Reproduce all entries below verbatim. Skip the pictures.

Collected data:
- Opening Delimiter -
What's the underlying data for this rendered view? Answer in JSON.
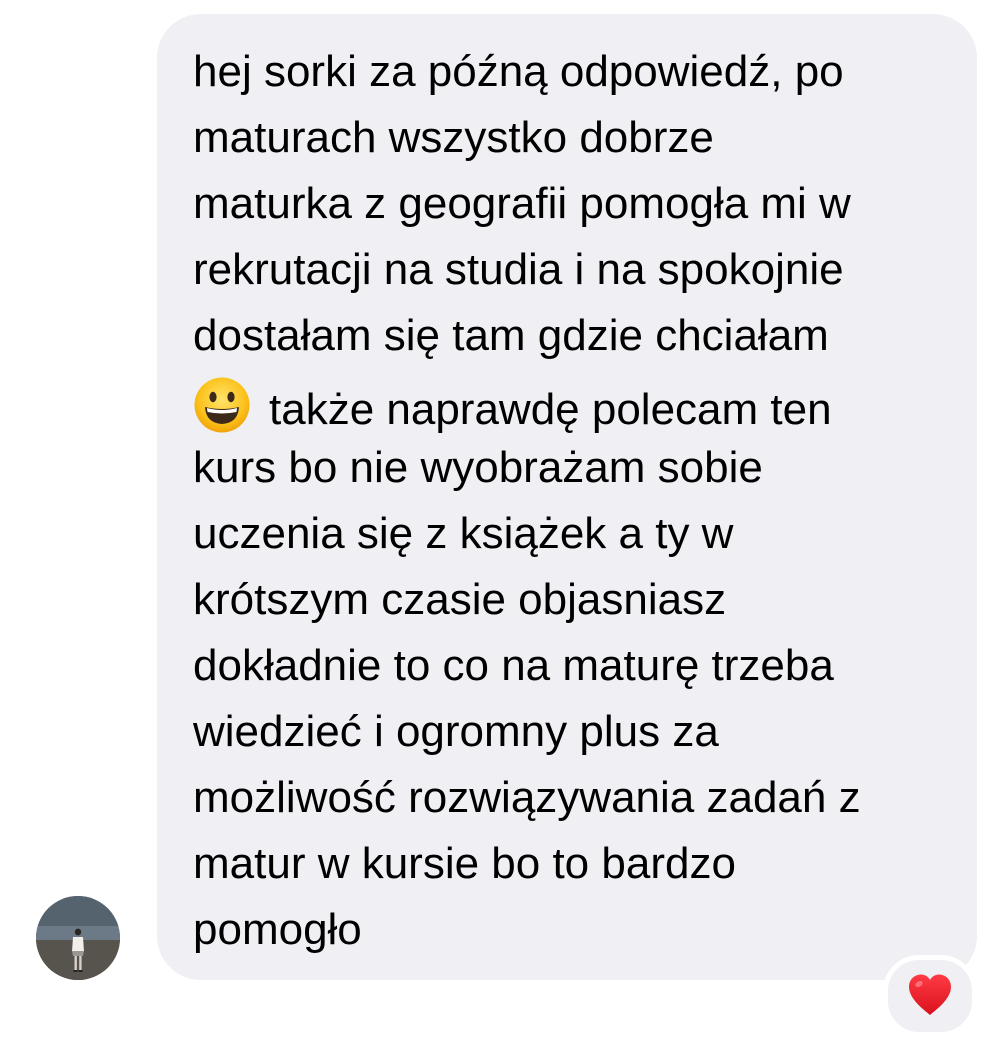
{
  "message": {
    "lines": [
      "hej sorki za późną odpowiedź, po",
      "maturach wszystko dobrze",
      "maturka z geografii pomogła mi w",
      "rekrutacji na studia i na spokojnie",
      "dostałam się tam gdzie chciałam",
      "także naprawdę polecam ten",
      "kurs bo nie wyobrażam sobie",
      "uczenia się z książek a ty w",
      "krótszym czasie objasniasz",
      "dokładnie to co na maturę trzeba",
      "wiedzieć i ogromny plus za",
      "możliwość rozwiązywania zadań z",
      "matur w kursie bo to bardzo",
      "pomogło"
    ],
    "emoji": "grinning-face-emoji",
    "bubble_color": "#efeff4"
  },
  "reaction": {
    "icon": "red-heart-icon",
    "color": "#e8232f"
  },
  "avatar": {
    "icon": "sender-avatar"
  }
}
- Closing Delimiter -
#### Exercise answer
What's the underlying data for this rendered view? Answer in JSON.
{
  "message": {
    "lines": [
      "hej sorki za późną odpowiedź, po",
      "maturach wszystko dobrze",
      "maturka z geografii pomogła mi w",
      "rekrutacji na studia i na spokojnie",
      "dostałam się tam gdzie chciałam",
      "także naprawdę polecam ten",
      "kurs bo nie wyobrażam sobie",
      "uczenia się z książek a ty w",
      "krótszym czasie objasniasz",
      "dokładnie to co na maturę trzeba",
      "wiedzieć i ogromny plus za",
      "możliwość rozwiązywania zadań z",
      "matur w kursie bo to bardzo",
      "pomogło"
    ],
    "emoji": "grinning-face-emoji",
    "bubble_color": "#efeff4"
  },
  "reaction": {
    "icon": "red-heart-icon",
    "color": "#e8232f"
  },
  "avatar": {
    "icon": "sender-avatar"
  }
}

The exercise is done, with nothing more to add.